Battersea says there’s “no doubting” that O’Grady’s influence has helped thousands of rescue animals find new homes over the years.
Over several series of the show, O’Grady would make an effort to spend quality time with these animals and show-off all of their quirks and loveable qualities, which went a long way to proving that rescue animals “really are the best pets”.
Paying an emotional tribute to O’Grady following his passing today, Peter Laurie – Chief Executive of Battersea – said: “To many, Paul O’Grady was the immensely popular TV and radio presenter and comedian who lit up their screens with his razor-sharp humour and perpetual generosity and warmth [but] Battersea will forever remember Paul as a devoted animal lover with the biggest heart, who fell head over heels in love with every dog he met at our centres.
“Paul will always be associated with Battersea and we are truly saddened to have lost such a true friend and huge part of our charity.
“Paul had an extremely hands on approach as a Battersea Ambassador and has been fundamental in helping our charity to communicate important campaign messages.
“He was a champion for the underdog and would do anything to ensure all animals live a healthy and happy life.
“He will be dearly missed.”
Since the news of O’Grady’s passing was announced, touching tributes have been pouring in in their hundreds from right across the world of entertainment and on social media.
Countless famous names have shared supportive messages and memories.

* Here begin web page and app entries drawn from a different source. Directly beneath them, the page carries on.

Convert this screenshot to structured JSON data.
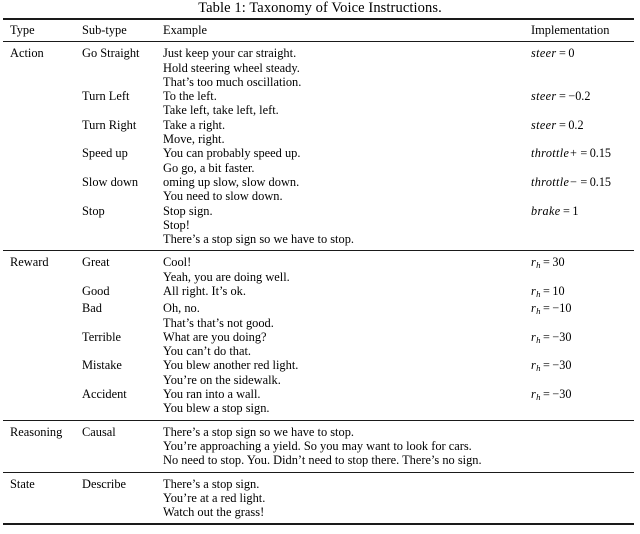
{
  "caption": "Table 1: Taxonomy of Voice Instructions.",
  "table": {
    "headers": {
      "type": "Type",
      "subtype": "Sub-type",
      "example": "Example",
      "implementation": "Implementation"
    },
    "groups": [
      {
        "type": "Action",
        "rows": [
          {
            "subtype": "Go Straight",
            "examples": [
              "Just keep your car straight.",
              "Hold steering wheel steady.",
              "That’s too much oscillation."
            ],
            "impl": {
              "var": "steer",
              "op": "=",
              "sign": "",
              "value": "0"
            }
          },
          {
            "subtype": "Turn Left",
            "examples": [
              "To the left.",
              "Take left, take left, left."
            ],
            "impl": {
              "var": "steer",
              "op": "=",
              "sign": "−",
              "value": "0.2"
            }
          },
          {
            "subtype": "Turn Right",
            "examples": [
              "Take a right.",
              "Move, right."
            ],
            "impl": {
              "var": "steer",
              "op": "=",
              "sign": "",
              "value": "0.2"
            }
          },
          {
            "subtype": "Speed up",
            "examples": [
              "You can probably speed up.",
              "Go go, a bit faster."
            ],
            "impl": {
              "var": "throttle+",
              "op": "=",
              "sign": "",
              "value": "0.15"
            }
          },
          {
            "subtype": "Slow down",
            "examples": [
              "oming up slow, slow down.",
              "You need to slow down."
            ],
            "impl": {
              "var": "throttle−",
              "op": "=",
              "sign": "",
              "value": "0.15"
            }
          },
          {
            "subtype": "Stop",
            "examples": [
              "Stop sign.",
              "Stop!",
              "There’s a stop sign so we have to stop."
            ],
            "impl": {
              "var": "brake",
              "op": "=",
              "sign": "",
              "value": "1"
            }
          }
        ]
      },
      {
        "type": "Reward",
        "rows": [
          {
            "subtype": "Great",
            "examples": [
              "Cool!",
              "Yeah, you are doing well."
            ],
            "impl": {
              "var": "r",
              "sub": "h",
              "op": "=",
              "sign": "",
              "value": "30"
            }
          },
          {
            "subtype": "Good",
            "examples": [
              "All right. It’s ok."
            ],
            "impl": {
              "var": "r",
              "sub": "h",
              "op": "=",
              "sign": "",
              "value": "10"
            }
          },
          {
            "subtype": "Bad",
            "examples": [
              "Oh, no.",
              "That’s that’s not good."
            ],
            "impl": {
              "var": "r",
              "sub": "h",
              "op": "=",
              "sign": "−",
              "value": "10"
            }
          },
          {
            "subtype": "Terrible",
            "examples": [
              "What are you doing?",
              "You can’t do that."
            ],
            "impl": {
              "var": "r",
              "sub": "h",
              "op": "=",
              "sign": "−",
              "value": "30"
            }
          },
          {
            "subtype": "Mistake",
            "examples": [
              "You blew another red light.",
              "You’re on the sidewalk."
            ],
            "impl": {
              "var": "r",
              "sub": "h",
              "op": "=",
              "sign": "−",
              "value": "30"
            }
          },
          {
            "subtype": "Accident",
            "examples": [
              "You ran into a wall.",
              "You blew a stop sign."
            ],
            "impl": {
              "var": "r",
              "sub": "h",
              "op": "=",
              "sign": "−",
              "value": "30"
            }
          }
        ]
      },
      {
        "type": "Reasoning",
        "rows": [
          {
            "subtype": "Causal",
            "examples": [
              "There’s a stop sign so we have to stop.",
              "You’re approaching a yield. So you may want to look for cars.",
              "No need to stop. You. Didn’t need to stop there. There’s no sign."
            ],
            "impl": null
          }
        ]
      },
      {
        "type": "State",
        "rows": [
          {
            "subtype": "Describe",
            "examples": [
              "There’s a stop sign.",
              "You’re at a red light.",
              "Watch out the grass!"
            ],
            "impl": null
          }
        ]
      }
    ]
  }
}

Emotional tributes to O’Grady have been flooding in all morning, both from those who knew and had worked with him in the past, and from those who admired his work and all that he achieved and had stood for throughout his respected career.